Study material>
◆ ◆ ◆ ◆
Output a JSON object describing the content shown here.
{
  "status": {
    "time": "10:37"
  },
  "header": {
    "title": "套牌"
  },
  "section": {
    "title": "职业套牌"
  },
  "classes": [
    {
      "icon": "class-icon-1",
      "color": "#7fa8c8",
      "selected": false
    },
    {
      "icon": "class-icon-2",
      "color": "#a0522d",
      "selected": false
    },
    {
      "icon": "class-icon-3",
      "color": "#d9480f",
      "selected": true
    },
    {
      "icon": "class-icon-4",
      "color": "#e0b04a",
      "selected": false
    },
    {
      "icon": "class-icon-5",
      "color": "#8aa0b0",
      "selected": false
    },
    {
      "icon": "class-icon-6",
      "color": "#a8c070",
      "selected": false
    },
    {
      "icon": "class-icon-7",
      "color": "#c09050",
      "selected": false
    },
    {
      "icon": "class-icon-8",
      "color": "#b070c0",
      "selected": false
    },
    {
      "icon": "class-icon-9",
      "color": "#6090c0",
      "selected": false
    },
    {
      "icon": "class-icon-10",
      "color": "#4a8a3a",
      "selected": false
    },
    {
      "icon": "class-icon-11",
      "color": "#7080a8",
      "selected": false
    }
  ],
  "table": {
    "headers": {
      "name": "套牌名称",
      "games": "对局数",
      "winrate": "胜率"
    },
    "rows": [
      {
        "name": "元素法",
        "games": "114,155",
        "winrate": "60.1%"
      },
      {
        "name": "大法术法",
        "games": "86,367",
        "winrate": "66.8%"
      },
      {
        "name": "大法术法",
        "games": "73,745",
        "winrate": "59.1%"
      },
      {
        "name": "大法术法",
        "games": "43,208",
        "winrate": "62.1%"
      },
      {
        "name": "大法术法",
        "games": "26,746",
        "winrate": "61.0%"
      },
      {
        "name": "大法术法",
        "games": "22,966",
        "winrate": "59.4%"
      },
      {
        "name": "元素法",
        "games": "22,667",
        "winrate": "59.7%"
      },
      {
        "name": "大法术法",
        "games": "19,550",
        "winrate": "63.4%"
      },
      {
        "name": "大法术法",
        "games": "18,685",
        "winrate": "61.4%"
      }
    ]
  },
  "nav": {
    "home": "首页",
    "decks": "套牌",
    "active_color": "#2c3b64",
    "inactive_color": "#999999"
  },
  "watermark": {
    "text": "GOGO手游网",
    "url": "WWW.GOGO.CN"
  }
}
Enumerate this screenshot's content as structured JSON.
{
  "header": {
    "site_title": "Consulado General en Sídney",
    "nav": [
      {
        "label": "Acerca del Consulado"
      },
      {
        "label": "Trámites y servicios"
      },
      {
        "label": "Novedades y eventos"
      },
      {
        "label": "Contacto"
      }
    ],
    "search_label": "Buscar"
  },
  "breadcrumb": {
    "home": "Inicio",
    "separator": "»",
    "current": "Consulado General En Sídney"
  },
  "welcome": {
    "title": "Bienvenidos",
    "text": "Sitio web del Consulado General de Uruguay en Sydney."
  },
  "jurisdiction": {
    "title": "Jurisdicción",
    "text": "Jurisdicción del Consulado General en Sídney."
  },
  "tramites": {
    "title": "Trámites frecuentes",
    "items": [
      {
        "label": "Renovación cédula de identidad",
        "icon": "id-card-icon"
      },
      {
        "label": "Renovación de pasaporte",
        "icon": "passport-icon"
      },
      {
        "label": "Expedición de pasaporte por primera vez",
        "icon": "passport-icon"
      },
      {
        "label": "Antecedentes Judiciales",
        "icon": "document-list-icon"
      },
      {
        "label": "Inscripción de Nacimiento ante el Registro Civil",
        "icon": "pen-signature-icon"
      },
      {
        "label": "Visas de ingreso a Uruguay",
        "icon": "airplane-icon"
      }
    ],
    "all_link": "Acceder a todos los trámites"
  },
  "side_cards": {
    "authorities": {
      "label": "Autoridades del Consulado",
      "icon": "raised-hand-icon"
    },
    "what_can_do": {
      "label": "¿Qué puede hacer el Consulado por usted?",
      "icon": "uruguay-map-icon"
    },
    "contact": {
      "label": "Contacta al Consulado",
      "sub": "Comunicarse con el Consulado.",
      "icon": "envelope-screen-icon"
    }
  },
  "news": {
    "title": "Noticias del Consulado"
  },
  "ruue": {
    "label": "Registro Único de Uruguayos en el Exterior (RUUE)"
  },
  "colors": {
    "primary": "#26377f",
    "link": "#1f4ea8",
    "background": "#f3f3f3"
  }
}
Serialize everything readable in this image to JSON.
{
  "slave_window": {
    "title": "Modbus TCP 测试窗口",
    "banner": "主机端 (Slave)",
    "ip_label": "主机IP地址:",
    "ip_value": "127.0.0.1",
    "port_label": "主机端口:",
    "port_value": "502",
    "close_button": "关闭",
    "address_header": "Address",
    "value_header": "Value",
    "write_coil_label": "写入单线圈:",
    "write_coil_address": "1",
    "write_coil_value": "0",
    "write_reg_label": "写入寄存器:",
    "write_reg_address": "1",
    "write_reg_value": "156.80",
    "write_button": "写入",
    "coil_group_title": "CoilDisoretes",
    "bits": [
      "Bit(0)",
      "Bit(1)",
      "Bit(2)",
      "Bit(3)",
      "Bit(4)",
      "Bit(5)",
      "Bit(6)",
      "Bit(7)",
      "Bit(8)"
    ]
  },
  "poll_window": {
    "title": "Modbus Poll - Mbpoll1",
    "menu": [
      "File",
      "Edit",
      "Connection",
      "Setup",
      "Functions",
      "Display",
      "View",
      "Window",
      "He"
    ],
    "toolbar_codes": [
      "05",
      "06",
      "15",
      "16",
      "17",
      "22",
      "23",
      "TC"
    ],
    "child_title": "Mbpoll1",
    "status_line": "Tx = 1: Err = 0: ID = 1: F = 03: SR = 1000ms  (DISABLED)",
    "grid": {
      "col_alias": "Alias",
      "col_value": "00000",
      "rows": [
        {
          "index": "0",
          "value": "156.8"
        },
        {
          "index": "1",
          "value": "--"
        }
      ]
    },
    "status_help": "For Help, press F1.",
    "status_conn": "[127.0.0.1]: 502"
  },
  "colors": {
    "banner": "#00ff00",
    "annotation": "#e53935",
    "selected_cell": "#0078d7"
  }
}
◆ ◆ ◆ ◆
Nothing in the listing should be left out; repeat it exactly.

Output a JSON object describing the content shown here.
{
  "status": {
    "time": "10:37"
  },
  "header": {
    "title": "套牌"
  },
  "section": {
    "title": "职业套牌"
  },
  "classes": [
    {
      "icon": "class-icon-1",
      "color": "#7fa8c8",
      "selected": false
    },
    {
      "icon": "class-icon-2",
      "color": "#a0522d",
      "selected": false
    },
    {
      "icon": "class-icon-3",
      "color": "#d9480f",
      "selected": true
    },
    {
      "icon": "class-icon-4",
      "color": "#e0b04a",
      "selected": false
    },
    {
      "icon": "class-icon-5",
      "color": "#8aa0b0",
      "selected": false
    },
    {
      "icon": "class-icon-6",
      "color": "#a8c070",
      "selected": false
    },
    {
      "icon": "class-icon-7",
      "color": "#c09050",
      "selected": false
    },
    {
      "icon": "class-icon-8",
      "color": "#b070c0",
      "selected": false
    },
    {
      "icon": "class-icon-9",
      "color": "#6090c0",
      "selected": false
    },
    {
      "icon": "class-icon-10",
      "color": "#4a8a3a",
      "selected": false
    },
    {
      "icon": "class-icon-11",
      "color": "#7080a8",
      "selected": false
    }
  ],
  "table": {
    "headers": {
      "name": "套牌名称",
      "games": "对局数",
      "winrate": "胜率"
    },
    "rows": [
      {
        "name": "元素法",
        "games": "114,155",
        "winrate": "60.1%"
      },
      {
        "name": "大法术法",
        "games": "86,367",
        "winrate": "66.8%"
      },
      {
        "name": "大法术法",
        "games": "73,745",
        "winrate": "59.1%"
      },
      {
        "name": "大法术法",
        "games": "43,208",
        "winrate": "62.1%"
      },
      {
        "name": "大法术法",
        "games": "26,746",
        "winrate": "61.0%"
      },
      {
        "name": "大法术法",
        "games": "22,966",
        "winrate": "59.4%"
      },
      {
        "name": "元素法",
        "games": "22,667",
        "winrate": "59.7%"
      },
      {
        "name": "大法术法",
        "games": "19,550",
        "winrate": "63.4%"
      },
      {
        "name": "大法术法",
        "games": "18,685",
        "winrate": "61.4%"
      }
    ]
  },
  "nav": {
    "home": "首页",
    "decks": "套牌",
    "active_color": "#2c3b64",
    "inactive_color": "#999999"
  },
  "watermark": {
    "text": "GOGO手游网",
    "url": "WWW.GOGO.CN"
  }
}
Enumerate this screenshot's content as structured JSON.
{
  "header": {
    "site_title": "Consulado General en Sídney",
    "nav": [
      {
        "label": "Acerca del Consulado"
      },
      {
        "label": "Trámites y servicios"
      },
      {
        "label": "Novedades y eventos"
      },
      {
        "label": "Contacto"
      }
    ],
    "search_label": "Buscar"
  },
  "breadcrumb": {
    "home": "Inicio",
    "separator": "»",
    "current": "Consulado General En Sídney"
  },
  "welcome": {
    "title": "Bienvenidos",
    "text": "Sitio web del Consulado General de Uruguay en Sydney."
  },
  "jurisdiction": {
    "title": "Jurisdicción",
    "text": "Jurisdicción del Consulado General en Sídney."
  },
  "tramites": {
    "title": "Trámites frecuentes",
    "items": [
      {
        "label": "Renovación cédula de identidad",
        "icon": "id-card-icon"
      },
      {
        "label": "Renovación de pasaporte",
        "icon": "passport-icon"
      },
      {
        "label": "Expedición de pasaporte por primera vez",
        "icon": "passport-icon"
      },
      {
        "label": "Antecedentes Judiciales",
        "icon": "document-list-icon"
      },
      {
        "label": "Inscripción de Nacimiento ante el Registro Civil",
        "icon": "pen-signature-icon"
      },
      {
        "label": "Visas de ingreso a Uruguay",
        "icon": "airplane-icon"
      }
    ],
    "all_link": "Acceder a todos los trámites"
  },
  "side_cards": {
    "authorities": {
      "label": "Autoridades del Consulado",
      "icon": "raised-hand-icon"
    },
    "what_can_do": {
      "label": "¿Qué puede hacer el Consulado por usted?",
      "icon": "uruguay-map-icon"
    },
    "contact": {
      "label": "Contacta al Consulado",
      "sub": "Comunicarse con el Consulado.",
      "icon": "envelope-screen-icon"
    }
  },
  "news": {
    "title": "Noticias del Consulado"
  },
  "ruue": {
    "label": "Registro Único de Uruguayos en el Exterior (RUUE)"
  },
  "colors": {
    "primary": "#26377f",
    "link": "#1f4ea8",
    "background": "#f3f3f3"
  }
}
Serialize everything readable in this image to JSON.
{
  "slave_window": {
    "title": "Modbus TCP 测试窗口",
    "banner": "主机端 (Slave)",
    "ip_label": "主机IP地址:",
    "ip_value": "127.0.0.1",
    "port_label": "主机端口:",
    "port_value": "502",
    "close_button": "关闭",
    "address_header": "Address",
    "value_header": "Value",
    "write_coil_label": "写入单线圈:",
    "write_coil_address": "1",
    "write_coil_value": "0",
    "write_reg_label": "写入寄存器:",
    "write_reg_address": "1",
    "write_reg_value": "156.80",
    "write_button": "写入",
    "coil_group_title": "CoilDisoretes",
    "bits": [
      "Bit(0)",
      "Bit(1)",
      "Bit(2)",
      "Bit(3)",
      "Bit(4)",
      "Bit(5)",
      "Bit(6)",
      "Bit(7)",
      "Bit(8)"
    ]
  },
  "poll_window": {
    "title": "Modbus Poll - Mbpoll1",
    "menu": [
      "File",
      "Edit",
      "Connection",
      "Setup",
      "Functions",
      "Display",
      "View",
      "Window",
      "He"
    ],
    "toolbar_codes": [
      "05",
      "06",
      "15",
      "16",
      "17",
      "22",
      "23",
      "TC"
    ],
    "child_title": "Mbpoll1",
    "status_line": "Tx = 1: Err = 0: ID = 1: F = 03: SR = 1000ms  (DISABLED)",
    "grid": {
      "col_alias": "Alias",
      "col_value": "00000",
      "rows": [
        {
          "index": "0",
          "value": "156.8"
        },
        {
          "index": "1",
          "value": "--"
        }
      ]
    },
    "status_help": "For Help, press F1.",
    "status_conn": "[127.0.0.1]: 502"
  },
  "colors": {
    "banner": "#00ff00",
    "annotation": "#e53935",
    "selected_cell": "#0078d7"
  }
}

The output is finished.